--- Material shown ---
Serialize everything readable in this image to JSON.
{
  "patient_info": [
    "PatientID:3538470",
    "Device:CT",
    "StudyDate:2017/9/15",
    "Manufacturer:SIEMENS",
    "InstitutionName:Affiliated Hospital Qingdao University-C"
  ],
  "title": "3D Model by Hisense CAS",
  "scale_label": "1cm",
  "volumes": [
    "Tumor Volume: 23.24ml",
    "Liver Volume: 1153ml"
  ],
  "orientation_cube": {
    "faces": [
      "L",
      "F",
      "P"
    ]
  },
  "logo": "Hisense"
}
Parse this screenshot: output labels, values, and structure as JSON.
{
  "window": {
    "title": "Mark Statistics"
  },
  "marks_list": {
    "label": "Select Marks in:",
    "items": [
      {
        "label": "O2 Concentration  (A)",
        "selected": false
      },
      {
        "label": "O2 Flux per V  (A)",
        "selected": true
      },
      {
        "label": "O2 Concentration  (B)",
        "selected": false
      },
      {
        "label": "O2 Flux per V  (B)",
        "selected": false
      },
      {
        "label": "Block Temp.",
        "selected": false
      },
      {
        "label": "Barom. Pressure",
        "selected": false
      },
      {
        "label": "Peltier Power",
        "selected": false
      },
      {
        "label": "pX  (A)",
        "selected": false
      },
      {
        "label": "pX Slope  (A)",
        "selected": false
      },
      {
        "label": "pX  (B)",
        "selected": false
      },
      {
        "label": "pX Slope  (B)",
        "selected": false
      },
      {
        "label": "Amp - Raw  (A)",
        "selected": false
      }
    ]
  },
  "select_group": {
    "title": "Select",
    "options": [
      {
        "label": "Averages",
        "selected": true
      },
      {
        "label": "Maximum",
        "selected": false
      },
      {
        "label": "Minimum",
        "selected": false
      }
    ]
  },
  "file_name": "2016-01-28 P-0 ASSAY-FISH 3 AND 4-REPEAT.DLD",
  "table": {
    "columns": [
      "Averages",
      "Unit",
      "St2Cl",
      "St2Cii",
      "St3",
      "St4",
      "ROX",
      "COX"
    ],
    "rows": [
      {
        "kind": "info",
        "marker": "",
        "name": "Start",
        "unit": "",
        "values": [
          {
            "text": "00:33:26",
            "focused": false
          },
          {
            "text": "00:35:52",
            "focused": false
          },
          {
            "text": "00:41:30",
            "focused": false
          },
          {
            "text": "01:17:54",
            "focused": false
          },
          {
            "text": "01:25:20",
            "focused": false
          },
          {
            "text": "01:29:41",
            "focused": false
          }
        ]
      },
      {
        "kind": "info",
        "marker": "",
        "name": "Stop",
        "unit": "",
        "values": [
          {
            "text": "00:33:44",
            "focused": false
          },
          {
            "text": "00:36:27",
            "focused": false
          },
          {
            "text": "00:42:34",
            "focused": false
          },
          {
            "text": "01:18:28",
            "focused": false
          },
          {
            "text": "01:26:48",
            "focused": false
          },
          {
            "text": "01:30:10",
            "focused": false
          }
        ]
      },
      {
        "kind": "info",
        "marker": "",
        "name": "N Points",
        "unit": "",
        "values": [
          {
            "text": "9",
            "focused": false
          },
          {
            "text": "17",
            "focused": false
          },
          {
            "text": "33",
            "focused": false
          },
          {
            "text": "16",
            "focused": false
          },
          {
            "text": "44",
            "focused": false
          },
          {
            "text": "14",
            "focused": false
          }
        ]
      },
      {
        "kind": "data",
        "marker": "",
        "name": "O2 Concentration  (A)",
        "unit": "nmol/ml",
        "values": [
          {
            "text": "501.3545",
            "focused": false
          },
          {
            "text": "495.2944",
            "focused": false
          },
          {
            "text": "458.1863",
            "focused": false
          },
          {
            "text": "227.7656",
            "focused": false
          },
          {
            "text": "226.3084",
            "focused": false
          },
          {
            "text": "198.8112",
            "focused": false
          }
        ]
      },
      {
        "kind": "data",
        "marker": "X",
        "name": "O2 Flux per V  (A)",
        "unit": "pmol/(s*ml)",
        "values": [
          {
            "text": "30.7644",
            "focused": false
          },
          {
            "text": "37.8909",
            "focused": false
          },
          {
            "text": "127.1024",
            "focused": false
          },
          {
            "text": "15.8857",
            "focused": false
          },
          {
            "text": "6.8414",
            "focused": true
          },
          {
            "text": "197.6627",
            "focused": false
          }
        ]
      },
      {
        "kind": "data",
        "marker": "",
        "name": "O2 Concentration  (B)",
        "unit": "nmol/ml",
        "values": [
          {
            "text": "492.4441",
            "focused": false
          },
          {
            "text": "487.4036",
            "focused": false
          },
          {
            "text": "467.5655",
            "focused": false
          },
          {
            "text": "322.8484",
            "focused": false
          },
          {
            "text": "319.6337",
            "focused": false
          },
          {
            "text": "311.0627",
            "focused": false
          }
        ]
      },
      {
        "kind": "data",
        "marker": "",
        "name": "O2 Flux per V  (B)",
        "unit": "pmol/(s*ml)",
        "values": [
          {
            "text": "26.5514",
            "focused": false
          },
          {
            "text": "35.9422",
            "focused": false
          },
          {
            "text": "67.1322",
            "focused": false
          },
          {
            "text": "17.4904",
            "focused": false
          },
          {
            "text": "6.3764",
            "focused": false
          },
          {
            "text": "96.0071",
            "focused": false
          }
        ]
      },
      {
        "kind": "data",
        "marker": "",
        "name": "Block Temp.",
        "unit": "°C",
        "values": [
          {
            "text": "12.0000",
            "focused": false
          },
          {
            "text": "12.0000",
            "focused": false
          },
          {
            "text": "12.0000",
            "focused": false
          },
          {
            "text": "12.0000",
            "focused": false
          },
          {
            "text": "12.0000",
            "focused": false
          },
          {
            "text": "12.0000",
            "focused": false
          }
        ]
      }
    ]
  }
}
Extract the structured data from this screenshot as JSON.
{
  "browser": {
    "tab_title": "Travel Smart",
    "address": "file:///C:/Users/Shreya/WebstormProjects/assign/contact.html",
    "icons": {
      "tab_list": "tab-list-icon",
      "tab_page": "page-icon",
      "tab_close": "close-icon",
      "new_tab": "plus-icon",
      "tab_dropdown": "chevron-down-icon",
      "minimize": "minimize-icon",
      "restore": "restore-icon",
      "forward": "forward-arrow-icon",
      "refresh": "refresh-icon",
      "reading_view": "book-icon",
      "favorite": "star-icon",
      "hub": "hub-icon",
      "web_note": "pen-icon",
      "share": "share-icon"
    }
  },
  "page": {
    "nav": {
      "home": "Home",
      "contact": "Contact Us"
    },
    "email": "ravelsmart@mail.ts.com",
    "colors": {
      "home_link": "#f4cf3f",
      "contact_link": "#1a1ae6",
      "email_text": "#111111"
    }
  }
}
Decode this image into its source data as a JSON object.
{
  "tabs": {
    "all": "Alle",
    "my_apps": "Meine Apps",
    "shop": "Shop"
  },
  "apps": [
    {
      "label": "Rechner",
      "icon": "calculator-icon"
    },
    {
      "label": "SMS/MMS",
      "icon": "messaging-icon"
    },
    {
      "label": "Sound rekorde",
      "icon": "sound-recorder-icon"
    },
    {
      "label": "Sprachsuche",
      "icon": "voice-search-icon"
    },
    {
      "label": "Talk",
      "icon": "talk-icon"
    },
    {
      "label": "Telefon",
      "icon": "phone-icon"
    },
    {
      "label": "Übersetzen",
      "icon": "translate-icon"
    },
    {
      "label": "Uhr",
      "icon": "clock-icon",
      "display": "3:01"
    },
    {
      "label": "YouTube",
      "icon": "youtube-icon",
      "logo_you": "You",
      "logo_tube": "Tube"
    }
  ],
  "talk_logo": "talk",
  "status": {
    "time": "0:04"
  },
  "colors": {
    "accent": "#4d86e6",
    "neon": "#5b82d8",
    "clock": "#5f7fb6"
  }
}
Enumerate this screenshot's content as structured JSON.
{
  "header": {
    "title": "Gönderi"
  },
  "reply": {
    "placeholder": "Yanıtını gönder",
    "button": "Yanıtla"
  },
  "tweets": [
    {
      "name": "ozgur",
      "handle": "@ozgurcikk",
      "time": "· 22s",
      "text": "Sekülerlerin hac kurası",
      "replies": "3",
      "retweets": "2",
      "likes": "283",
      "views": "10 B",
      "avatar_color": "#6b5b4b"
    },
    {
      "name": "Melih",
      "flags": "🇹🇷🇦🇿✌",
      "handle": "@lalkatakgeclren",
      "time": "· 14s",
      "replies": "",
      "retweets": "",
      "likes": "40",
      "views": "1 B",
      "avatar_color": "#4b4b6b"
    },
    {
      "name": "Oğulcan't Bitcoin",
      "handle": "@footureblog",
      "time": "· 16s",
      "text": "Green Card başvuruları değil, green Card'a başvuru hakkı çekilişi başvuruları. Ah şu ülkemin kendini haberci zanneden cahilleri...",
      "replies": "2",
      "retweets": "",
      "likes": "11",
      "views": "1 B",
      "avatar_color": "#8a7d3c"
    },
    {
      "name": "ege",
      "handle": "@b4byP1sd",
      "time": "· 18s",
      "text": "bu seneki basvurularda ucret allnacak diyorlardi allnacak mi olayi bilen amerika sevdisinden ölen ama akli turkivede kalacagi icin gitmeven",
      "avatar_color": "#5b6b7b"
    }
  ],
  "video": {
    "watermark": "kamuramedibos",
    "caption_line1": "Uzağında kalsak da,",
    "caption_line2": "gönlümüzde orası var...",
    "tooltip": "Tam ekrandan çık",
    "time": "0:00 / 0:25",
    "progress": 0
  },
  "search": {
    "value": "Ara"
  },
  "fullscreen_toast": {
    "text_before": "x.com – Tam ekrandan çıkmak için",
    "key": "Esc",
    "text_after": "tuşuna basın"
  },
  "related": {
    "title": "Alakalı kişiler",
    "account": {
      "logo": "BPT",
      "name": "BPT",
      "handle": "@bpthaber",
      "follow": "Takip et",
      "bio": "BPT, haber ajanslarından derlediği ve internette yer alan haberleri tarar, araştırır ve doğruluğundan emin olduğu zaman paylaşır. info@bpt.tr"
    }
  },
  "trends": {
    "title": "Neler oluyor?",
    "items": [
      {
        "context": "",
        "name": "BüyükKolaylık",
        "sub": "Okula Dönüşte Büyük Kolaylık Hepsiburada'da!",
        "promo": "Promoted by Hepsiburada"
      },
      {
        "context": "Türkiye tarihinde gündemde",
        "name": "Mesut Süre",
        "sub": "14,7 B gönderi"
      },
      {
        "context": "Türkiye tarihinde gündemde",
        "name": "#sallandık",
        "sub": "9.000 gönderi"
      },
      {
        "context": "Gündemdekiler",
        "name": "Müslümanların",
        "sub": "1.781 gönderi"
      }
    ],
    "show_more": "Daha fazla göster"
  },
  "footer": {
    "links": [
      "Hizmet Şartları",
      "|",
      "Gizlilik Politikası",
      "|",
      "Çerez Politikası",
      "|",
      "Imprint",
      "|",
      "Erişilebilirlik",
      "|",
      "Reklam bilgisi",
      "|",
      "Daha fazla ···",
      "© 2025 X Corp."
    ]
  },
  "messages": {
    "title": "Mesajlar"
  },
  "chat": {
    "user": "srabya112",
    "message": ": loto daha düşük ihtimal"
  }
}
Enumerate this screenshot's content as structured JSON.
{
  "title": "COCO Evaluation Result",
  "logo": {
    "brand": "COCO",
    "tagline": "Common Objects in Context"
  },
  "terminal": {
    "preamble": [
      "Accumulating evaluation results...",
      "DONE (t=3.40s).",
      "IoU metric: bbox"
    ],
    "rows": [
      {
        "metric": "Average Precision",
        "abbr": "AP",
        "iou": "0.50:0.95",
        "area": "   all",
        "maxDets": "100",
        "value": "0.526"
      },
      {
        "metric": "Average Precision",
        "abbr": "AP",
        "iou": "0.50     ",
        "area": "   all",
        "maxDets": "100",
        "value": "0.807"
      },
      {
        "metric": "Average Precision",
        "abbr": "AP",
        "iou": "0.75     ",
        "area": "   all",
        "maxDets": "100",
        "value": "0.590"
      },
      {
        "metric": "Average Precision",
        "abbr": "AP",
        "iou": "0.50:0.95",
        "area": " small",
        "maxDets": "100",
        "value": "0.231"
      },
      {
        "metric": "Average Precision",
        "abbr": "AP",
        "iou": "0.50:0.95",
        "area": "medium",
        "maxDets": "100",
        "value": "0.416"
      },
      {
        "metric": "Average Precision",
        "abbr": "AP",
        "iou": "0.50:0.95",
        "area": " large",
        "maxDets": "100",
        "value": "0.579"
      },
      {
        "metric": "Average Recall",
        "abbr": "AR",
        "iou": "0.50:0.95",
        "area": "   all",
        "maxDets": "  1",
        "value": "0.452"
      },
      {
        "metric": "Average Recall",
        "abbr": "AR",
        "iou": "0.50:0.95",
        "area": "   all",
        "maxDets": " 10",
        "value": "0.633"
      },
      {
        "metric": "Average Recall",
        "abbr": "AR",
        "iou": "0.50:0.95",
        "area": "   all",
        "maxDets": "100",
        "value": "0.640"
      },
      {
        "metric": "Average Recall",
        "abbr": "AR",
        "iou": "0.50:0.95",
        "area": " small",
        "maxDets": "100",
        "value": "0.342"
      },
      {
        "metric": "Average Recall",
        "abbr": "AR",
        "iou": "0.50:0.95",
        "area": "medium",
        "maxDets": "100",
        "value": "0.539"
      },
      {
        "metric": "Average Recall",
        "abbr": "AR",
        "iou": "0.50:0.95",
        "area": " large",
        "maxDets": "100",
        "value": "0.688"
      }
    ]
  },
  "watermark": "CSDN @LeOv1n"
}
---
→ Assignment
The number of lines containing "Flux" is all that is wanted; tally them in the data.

→ Exercise solution
4